The Salem-based firm plans to build a senior community on the southeast corner of East McAndrews and Springbrook roads.
Late last year, Bonaventure sold Arbor Place, an assisted-living community in east Medford, along with 11 other senior housing communities in Oregon, Idaho, Montana and Nevada for $302 million.
With capital in hand, Bonaventure Senior Living wants to turn part of an undeveloped, sloping hayfield into a continuing care community.
The first hurdle was cleared Thursday night when the Medford Planning Commission recommended a broad zoning designation for a 5.28-acre parcel that is part of a 9-acre property.
The General Land Use Plan change now moves along to the City Council for a vote in June.
Once the broader change is in place, another zone change would clear the way for a medium-sized senior community.
Zoning and other entitlement approvals are anticipated by the end of the year, said Jay Harlan of CSA Planning, who is representing Bonaventure Senior Living.
"The lack of growth and demand in senior housing during the recession had a lot to do with it," said Jeff Chamberlain, who has developed and managed senior communities throughout the state. "People couldn't sell houses at the prices they expected to and that slowed things for a while. You can only absorb a certain amount of senior housing within a certain time, and it takes continuous growth. We've been static and stagnant for the past six or seven years."
Wyndhaven Properties of Beaverton acquired the property from the descendents of Clara Ditsworth for $3.2 million in October 2005. The commercial property firm has been actively seeking a buyer for several years.

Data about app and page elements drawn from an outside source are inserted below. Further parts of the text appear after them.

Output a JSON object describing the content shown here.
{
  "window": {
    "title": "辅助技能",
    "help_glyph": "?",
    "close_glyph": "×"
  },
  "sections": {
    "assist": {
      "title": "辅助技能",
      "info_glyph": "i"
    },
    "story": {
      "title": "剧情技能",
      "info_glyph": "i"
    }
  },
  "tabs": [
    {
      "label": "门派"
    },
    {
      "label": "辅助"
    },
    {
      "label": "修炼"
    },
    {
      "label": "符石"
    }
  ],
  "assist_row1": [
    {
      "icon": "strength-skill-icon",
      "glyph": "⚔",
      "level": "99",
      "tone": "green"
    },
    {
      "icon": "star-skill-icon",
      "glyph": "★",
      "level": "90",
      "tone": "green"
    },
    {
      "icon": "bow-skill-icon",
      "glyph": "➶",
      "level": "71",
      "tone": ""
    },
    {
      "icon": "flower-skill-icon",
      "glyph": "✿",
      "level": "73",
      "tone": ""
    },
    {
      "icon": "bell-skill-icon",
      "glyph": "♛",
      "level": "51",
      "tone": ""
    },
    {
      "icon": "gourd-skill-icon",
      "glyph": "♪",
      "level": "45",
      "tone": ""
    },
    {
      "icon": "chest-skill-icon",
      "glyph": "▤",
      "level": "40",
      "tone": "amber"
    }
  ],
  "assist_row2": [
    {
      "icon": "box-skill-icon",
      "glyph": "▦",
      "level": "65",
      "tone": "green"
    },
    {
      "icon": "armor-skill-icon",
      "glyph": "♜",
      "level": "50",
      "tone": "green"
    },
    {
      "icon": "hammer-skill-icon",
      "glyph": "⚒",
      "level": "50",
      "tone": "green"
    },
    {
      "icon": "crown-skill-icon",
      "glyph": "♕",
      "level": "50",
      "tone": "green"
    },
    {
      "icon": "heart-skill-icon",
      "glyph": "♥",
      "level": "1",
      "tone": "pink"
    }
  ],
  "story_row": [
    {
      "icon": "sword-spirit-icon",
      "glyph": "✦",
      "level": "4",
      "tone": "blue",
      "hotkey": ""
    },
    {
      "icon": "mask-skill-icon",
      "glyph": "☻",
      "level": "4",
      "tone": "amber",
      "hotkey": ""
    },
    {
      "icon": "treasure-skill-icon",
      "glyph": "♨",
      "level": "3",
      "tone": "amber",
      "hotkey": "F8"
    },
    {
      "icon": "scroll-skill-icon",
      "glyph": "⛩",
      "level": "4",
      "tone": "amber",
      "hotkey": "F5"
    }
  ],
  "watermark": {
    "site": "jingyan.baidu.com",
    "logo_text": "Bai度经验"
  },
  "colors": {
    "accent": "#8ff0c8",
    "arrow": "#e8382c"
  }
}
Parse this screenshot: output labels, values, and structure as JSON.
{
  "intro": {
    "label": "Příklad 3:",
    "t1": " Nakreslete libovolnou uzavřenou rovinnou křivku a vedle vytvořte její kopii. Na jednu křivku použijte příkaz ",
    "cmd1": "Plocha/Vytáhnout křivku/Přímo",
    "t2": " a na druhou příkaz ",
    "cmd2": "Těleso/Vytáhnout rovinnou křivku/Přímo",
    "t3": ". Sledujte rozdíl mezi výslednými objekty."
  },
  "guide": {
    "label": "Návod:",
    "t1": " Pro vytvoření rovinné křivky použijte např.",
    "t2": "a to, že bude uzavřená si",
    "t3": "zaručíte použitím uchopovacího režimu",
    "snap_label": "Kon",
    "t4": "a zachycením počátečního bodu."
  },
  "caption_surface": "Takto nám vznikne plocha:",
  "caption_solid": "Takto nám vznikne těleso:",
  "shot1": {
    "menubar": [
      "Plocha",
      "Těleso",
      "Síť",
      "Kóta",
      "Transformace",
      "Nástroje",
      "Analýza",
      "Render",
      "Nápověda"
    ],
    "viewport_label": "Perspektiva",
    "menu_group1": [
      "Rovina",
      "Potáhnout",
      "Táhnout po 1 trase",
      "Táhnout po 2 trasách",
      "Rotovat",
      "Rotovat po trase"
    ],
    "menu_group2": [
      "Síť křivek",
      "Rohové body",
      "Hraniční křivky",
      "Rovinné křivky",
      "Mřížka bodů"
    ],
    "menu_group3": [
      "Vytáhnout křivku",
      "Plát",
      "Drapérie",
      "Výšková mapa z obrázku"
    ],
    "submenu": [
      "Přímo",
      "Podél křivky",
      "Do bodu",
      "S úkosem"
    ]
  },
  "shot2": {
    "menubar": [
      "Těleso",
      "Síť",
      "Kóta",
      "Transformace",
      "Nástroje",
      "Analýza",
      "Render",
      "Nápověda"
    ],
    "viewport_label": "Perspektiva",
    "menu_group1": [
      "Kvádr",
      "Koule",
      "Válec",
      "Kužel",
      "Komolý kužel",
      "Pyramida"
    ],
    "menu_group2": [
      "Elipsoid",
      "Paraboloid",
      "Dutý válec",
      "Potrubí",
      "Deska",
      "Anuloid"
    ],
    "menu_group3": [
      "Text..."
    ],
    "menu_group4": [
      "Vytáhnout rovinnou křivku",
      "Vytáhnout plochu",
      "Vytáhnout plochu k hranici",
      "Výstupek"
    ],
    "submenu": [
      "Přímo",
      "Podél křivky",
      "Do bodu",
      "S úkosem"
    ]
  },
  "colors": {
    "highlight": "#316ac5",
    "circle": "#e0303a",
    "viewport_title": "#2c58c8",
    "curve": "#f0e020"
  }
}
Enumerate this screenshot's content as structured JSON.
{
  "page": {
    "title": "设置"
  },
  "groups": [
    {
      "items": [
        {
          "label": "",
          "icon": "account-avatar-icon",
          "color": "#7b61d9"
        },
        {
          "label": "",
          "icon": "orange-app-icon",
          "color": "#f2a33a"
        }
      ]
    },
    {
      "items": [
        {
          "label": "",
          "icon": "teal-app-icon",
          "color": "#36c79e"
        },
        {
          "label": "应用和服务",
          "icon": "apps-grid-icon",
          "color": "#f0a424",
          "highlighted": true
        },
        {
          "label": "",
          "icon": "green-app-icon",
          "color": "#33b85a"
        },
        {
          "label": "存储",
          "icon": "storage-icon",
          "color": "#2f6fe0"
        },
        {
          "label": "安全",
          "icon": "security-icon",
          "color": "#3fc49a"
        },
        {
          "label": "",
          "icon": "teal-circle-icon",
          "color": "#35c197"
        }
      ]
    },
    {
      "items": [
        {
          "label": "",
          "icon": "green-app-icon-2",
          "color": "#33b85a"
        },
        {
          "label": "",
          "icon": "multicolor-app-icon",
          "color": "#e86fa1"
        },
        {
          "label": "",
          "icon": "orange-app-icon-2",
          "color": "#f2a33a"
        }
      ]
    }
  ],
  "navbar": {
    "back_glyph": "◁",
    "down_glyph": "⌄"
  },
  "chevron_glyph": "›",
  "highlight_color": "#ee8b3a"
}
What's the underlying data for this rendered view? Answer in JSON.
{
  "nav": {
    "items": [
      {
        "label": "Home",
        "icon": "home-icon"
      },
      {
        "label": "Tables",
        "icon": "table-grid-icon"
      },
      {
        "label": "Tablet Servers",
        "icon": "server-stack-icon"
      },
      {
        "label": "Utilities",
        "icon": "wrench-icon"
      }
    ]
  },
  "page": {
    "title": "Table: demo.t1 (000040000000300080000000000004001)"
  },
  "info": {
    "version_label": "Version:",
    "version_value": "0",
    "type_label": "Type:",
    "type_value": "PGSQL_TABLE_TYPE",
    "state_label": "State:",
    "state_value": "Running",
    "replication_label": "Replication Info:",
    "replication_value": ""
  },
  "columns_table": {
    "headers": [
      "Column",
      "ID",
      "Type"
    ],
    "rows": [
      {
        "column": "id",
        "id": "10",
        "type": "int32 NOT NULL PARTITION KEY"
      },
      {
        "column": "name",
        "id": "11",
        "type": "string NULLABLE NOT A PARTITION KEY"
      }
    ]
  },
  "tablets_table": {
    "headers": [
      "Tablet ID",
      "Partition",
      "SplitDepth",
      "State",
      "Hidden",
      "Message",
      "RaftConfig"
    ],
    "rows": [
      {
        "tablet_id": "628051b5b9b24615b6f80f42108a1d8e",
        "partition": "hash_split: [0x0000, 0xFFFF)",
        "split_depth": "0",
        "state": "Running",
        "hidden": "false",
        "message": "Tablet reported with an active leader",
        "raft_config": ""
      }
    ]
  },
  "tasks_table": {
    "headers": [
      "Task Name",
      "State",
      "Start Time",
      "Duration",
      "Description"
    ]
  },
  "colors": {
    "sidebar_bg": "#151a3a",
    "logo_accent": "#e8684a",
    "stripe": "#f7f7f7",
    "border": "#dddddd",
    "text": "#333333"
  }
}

Bonaventure did not respond to repeated telephone messages. The company operates 21 senior housing communities in Colorado, Oregon and Washington. Accord to its website, Bonaventure has four more continuing care communities — providing regular retirement living quarters, assisted living and memory — on the drawing board in each of the three states where it now operates.